** Assigned task **
Using the material that follows, identify and copy each line with the string "それができてるかどうかはわからない".

** Raw data **
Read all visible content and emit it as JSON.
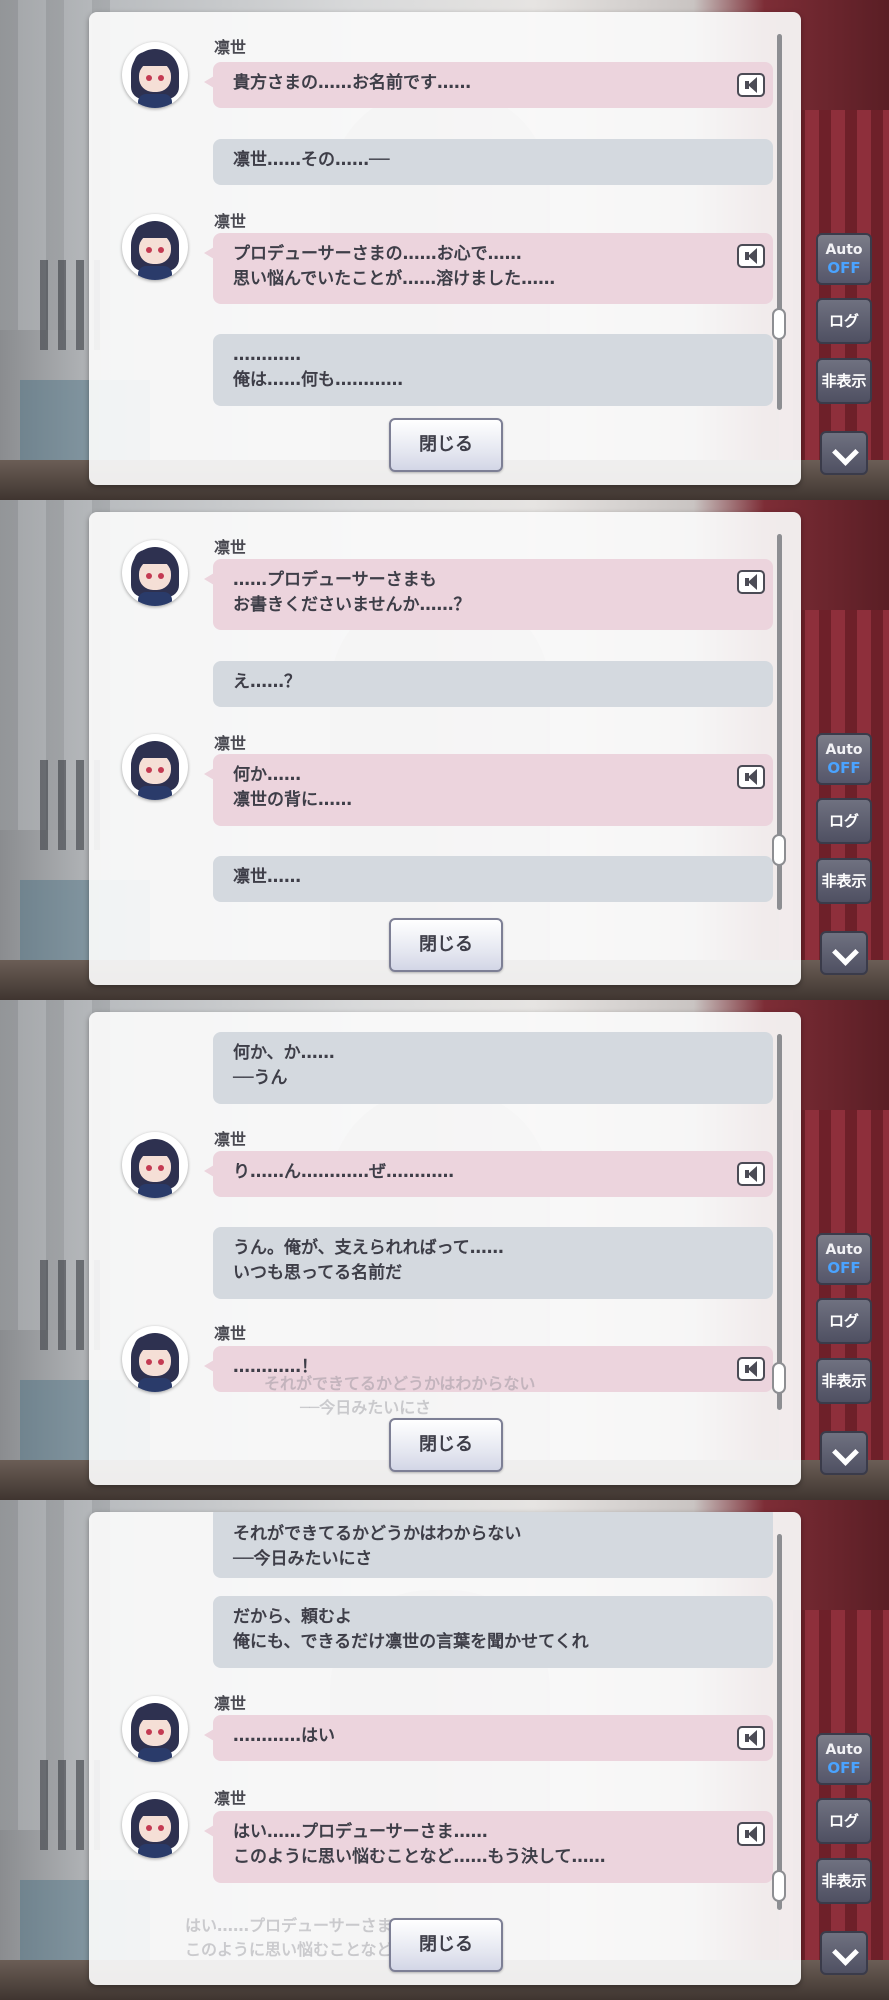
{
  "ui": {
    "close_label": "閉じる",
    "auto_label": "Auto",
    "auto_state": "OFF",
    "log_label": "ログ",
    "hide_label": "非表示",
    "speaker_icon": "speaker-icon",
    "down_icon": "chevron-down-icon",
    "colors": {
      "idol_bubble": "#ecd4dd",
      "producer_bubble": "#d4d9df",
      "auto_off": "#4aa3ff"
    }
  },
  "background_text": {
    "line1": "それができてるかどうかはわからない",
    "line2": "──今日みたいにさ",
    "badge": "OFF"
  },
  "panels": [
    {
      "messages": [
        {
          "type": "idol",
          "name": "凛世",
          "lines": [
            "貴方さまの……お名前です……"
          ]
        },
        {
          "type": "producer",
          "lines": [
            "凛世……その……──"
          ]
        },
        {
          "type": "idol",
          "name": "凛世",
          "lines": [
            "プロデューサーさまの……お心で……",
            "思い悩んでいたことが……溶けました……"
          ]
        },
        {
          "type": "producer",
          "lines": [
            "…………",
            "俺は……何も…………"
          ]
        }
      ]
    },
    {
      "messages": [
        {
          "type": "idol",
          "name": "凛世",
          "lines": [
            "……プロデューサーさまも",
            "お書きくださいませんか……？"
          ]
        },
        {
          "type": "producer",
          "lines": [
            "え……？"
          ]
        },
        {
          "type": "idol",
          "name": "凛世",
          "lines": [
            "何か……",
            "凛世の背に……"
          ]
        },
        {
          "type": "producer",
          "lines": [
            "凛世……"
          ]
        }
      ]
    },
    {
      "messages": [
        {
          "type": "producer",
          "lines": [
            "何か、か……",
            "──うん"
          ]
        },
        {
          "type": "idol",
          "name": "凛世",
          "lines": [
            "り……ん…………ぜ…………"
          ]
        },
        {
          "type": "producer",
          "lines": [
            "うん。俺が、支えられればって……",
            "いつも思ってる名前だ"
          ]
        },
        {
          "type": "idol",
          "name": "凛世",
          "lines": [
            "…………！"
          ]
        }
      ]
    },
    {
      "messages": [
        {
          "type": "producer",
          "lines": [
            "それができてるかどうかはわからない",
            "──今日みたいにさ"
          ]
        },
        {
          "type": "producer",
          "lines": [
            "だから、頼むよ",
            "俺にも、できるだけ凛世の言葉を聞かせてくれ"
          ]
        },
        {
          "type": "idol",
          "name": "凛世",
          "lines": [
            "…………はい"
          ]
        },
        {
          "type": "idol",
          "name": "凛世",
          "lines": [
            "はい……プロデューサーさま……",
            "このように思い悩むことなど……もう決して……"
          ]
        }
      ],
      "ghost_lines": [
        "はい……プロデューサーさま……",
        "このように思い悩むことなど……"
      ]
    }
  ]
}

** Expected output **
    "line1": "それができてるかどうかはわからない",
            "それができてるかどうかはわからない",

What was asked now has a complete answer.